It didn’t take long for students to line up—two hour long lines were standard—for a chance to “claw” lunch bags and backpacks styled in Vera Bradley’s signature bold prints and solids. Student and brand ambassadors worked the lines chatting with students about their current products and Vera Bradley’s products to gather insights and feedback.
At Ohio State University, the game was merged with the excitement of the Homecoming Parade, which thousands of students attended.
The events were covered through Snapchat takeovers. To build Instagram followers, students who shared a snapshot of their style with Vera Bradley on Instagram using the hashtag #verabradley were surprised to see it shared on Vera Bradley’s site.
RESULTS: All told, 1,100 students played the game for a total 19 hours with 1,200 products given away. The program earned 7,500 walk by impressions and 1.6 million social impressions.
“The Claw Crane Game was such an eye-catching way to bring excitement and awareness to Vera Bradley,” says Holly Wagner, manager, Vera Bradley. “This activation not only allowed college students to interact with the brand, but it also allowed students to enjoy the fun of the brand, as well as walk away with a piece of Vera Bradley.”

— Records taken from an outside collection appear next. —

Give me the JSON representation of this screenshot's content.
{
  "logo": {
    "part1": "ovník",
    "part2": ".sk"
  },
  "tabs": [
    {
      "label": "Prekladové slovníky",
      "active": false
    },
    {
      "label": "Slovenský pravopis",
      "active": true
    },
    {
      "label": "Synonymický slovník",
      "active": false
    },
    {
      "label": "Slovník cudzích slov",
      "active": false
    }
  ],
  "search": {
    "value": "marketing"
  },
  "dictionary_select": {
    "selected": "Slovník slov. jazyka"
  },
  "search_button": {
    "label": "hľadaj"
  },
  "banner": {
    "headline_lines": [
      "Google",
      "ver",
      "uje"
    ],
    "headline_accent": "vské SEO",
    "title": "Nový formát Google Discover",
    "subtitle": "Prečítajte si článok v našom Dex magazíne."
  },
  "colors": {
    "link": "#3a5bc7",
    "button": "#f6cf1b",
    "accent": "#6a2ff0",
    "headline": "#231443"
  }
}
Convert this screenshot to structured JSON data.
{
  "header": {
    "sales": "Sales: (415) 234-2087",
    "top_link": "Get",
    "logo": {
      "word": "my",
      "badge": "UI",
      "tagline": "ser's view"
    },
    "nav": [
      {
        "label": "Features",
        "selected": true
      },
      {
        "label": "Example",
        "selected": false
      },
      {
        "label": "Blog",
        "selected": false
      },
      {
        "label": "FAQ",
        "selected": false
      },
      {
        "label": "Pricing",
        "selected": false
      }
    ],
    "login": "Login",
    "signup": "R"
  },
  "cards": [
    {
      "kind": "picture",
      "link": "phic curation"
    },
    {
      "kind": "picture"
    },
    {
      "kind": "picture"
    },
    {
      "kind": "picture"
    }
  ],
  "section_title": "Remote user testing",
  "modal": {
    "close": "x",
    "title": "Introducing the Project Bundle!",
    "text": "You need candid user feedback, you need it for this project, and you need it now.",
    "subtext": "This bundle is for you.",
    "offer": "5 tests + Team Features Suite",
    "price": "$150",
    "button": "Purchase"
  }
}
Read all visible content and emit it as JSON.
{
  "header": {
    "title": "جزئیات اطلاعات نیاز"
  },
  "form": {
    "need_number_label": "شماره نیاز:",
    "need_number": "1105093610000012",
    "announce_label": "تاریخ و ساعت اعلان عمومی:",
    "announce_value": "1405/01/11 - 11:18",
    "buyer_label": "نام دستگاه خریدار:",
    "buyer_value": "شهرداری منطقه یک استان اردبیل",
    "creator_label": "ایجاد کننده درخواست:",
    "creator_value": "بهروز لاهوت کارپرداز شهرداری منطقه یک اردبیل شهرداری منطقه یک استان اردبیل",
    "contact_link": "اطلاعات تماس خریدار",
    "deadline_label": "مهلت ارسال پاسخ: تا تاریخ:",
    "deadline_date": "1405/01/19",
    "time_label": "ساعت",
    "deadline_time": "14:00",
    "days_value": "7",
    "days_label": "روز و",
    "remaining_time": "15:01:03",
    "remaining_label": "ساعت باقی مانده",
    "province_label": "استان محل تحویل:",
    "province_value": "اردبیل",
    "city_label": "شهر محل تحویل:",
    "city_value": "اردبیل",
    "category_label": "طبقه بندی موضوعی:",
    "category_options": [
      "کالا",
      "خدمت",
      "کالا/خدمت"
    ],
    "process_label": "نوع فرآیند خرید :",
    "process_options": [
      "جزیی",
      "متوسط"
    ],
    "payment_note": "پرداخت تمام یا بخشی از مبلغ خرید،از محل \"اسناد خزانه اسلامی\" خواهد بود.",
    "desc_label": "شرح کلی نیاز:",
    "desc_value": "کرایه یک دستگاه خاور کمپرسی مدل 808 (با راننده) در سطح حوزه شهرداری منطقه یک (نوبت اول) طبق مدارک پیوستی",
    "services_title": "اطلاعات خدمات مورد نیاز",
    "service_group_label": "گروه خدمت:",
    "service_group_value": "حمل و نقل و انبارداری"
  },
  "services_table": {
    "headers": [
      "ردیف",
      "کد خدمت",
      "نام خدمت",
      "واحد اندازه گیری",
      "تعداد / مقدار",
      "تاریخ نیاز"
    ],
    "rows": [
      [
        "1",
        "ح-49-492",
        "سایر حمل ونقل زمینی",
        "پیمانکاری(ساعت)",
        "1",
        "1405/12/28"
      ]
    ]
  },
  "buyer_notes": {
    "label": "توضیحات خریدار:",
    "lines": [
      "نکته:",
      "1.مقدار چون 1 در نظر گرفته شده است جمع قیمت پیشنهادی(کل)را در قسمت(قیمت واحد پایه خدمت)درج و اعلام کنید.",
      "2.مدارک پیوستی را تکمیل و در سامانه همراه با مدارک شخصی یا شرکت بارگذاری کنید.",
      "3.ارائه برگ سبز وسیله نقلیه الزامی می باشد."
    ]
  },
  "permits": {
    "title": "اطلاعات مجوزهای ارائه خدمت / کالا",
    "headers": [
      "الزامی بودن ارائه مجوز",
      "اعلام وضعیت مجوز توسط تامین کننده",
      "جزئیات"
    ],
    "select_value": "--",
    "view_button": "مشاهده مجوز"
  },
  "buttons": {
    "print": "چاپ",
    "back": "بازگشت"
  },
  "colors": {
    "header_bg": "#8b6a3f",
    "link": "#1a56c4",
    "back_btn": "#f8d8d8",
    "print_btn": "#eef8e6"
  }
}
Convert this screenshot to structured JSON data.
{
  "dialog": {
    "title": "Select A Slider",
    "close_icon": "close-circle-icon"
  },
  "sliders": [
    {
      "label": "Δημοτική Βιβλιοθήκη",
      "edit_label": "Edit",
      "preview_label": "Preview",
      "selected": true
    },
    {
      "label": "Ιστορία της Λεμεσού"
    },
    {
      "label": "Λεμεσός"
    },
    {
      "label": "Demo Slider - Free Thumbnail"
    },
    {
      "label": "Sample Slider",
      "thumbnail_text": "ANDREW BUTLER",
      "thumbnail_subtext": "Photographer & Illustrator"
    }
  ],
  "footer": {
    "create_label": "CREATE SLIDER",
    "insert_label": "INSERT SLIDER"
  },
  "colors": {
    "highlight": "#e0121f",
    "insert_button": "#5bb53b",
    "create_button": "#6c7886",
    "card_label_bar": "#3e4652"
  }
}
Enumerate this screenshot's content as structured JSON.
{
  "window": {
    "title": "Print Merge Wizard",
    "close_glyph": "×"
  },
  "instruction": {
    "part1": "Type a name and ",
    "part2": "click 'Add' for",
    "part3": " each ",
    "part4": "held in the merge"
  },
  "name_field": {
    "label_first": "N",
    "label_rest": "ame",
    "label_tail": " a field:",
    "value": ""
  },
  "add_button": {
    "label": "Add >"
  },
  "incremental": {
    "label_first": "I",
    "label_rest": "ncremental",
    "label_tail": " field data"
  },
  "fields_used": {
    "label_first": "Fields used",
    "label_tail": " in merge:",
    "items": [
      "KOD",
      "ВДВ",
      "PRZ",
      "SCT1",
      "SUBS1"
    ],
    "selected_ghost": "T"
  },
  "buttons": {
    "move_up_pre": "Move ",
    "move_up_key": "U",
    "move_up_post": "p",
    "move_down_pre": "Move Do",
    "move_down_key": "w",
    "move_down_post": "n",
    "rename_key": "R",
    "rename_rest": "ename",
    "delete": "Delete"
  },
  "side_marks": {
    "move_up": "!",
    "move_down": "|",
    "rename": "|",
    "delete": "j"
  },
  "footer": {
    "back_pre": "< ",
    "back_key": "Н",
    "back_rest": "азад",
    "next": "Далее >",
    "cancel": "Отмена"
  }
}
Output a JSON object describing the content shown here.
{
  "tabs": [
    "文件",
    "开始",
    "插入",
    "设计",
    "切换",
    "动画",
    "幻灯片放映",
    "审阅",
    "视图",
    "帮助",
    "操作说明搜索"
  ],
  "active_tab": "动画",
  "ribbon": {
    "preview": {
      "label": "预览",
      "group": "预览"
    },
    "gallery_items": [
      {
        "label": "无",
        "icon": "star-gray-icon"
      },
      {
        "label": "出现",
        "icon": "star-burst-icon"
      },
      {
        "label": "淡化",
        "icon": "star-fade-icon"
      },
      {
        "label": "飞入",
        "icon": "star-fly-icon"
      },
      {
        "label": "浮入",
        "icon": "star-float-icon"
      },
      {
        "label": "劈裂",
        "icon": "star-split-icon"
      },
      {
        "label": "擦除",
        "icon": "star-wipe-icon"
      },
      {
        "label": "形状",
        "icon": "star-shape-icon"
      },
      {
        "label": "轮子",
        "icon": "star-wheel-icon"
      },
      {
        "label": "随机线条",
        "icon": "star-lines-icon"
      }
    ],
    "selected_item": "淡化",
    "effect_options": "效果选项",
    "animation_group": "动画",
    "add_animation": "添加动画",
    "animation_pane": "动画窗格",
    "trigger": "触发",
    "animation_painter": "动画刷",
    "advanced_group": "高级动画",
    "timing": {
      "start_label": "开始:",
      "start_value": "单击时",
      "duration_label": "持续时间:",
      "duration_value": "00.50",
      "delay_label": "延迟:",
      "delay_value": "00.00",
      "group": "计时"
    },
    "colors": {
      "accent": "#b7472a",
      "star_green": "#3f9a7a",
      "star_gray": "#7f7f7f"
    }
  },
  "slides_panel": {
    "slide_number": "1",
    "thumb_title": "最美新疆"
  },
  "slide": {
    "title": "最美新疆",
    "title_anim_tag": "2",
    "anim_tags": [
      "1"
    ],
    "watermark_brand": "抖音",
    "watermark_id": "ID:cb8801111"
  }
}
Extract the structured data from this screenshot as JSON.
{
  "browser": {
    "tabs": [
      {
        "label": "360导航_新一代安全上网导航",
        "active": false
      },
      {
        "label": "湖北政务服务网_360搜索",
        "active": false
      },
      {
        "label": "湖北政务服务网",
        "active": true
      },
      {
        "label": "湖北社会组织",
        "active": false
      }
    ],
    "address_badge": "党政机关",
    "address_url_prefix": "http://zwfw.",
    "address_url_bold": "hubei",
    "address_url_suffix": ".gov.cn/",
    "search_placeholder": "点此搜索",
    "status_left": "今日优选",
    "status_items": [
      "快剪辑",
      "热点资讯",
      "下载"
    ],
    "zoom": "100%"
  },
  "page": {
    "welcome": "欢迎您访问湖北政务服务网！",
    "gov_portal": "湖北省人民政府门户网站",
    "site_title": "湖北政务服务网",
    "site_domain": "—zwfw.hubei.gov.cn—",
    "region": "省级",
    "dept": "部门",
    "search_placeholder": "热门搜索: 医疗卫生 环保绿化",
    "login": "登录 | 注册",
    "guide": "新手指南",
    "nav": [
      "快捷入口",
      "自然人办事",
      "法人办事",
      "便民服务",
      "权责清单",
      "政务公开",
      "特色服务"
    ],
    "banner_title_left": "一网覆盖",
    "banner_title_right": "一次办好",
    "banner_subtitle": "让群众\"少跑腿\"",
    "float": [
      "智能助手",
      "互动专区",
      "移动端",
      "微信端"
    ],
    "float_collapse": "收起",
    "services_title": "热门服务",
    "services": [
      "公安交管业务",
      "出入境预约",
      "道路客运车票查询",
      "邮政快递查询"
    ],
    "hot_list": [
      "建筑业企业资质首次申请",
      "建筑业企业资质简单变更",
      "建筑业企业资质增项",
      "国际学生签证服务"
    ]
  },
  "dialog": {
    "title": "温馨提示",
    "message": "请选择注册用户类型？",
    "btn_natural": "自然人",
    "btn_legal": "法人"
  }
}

CAMPAIGN: FedEx Innovation Challenge
CHALLENGE: Connect FedEx with the next generation of Gen Z tech talent
SOLUTION: Create a social media contest to take FedEx’s event sponsorship to the next level
EXECUTION: FedEx is an annual sponsor of the FIRST Robotics Competition, an international high school robotics competition that gives students real-world engineering experience.
The challenge is a two-day, social media based competition consisting of math and science problems, scavenger hunt activities and other interactive components. Teams across the country participate by taking on STEM questions, riddles and photo assignments and posting their responses on social media for a chance to win grants and tech prizes.
RESULTS: More than 1,700 qualifying entries, 65,000 Instagram posts and 35,000 Twitter posts were recorded. #FedEx trended during the event.
Editor’s Note: This campaign won a 2017 Silver Experience Design & Technology Award from Event Marketer.
CAMPAIGN: LittleBits Droid Inventor Kit
CHALLENGE: Encourage consumers to purchase LittleBits Droid Inventor Kits and engage with the brand in a fun and creative way that leveraged the brand’s partnership with Disney/Lucas Films. The goal is to get kids interested in STEM and invention from a young age, making science, technology, engineering, art, and math applicable to their lives through Droid-building, and help start an inventor movement.
SOLUTION: Engage Gen Z with a custom invention contest. The Droid Inventor Kit offered fans an opportunity to create a custom Droid for a chance to win epic prizes.
EXECUTION: Various media drove consumers to the microsite or mobile optimized site where they were encouraged to register and upload a photo of a unique droid that they built utilizing LittleBits Droid Inventor Kit and other LittleBits kits and craft products.
Participants entered in one of two categories: “Padawan Learner” or “Jedi Master.” The winners were judged based on three criteria: inventiveness, creative use of materials, and video presentation. The celebrity judging panel included: Daisy Ridley, “Rey” in the Star Wars films; Kathleen Kennedy, President of Lucasfilms; Kelly Marie Tran, “Rose Tico” in “Star Wars: The Last Jedi”; and Ayah Bdeir, Founder & CEO, littleBits.
RESULTS: 320 submissions, more than 70,000 visitors to the competition website with an average time spent of seven minutes, 33 seconds. Six winners, one sweepstakes prize, five honorable mentions.
“Supporting inventors of all ages and backgrounds is inherent to littleBits’ mission,” says Peter Dille, vice president of marketing at LittleBits. “We’re deeply committed to making electronics accessible to everyone. And what better way to inspire kids to create and invent than to give them the tools and the motivation to make it happen?”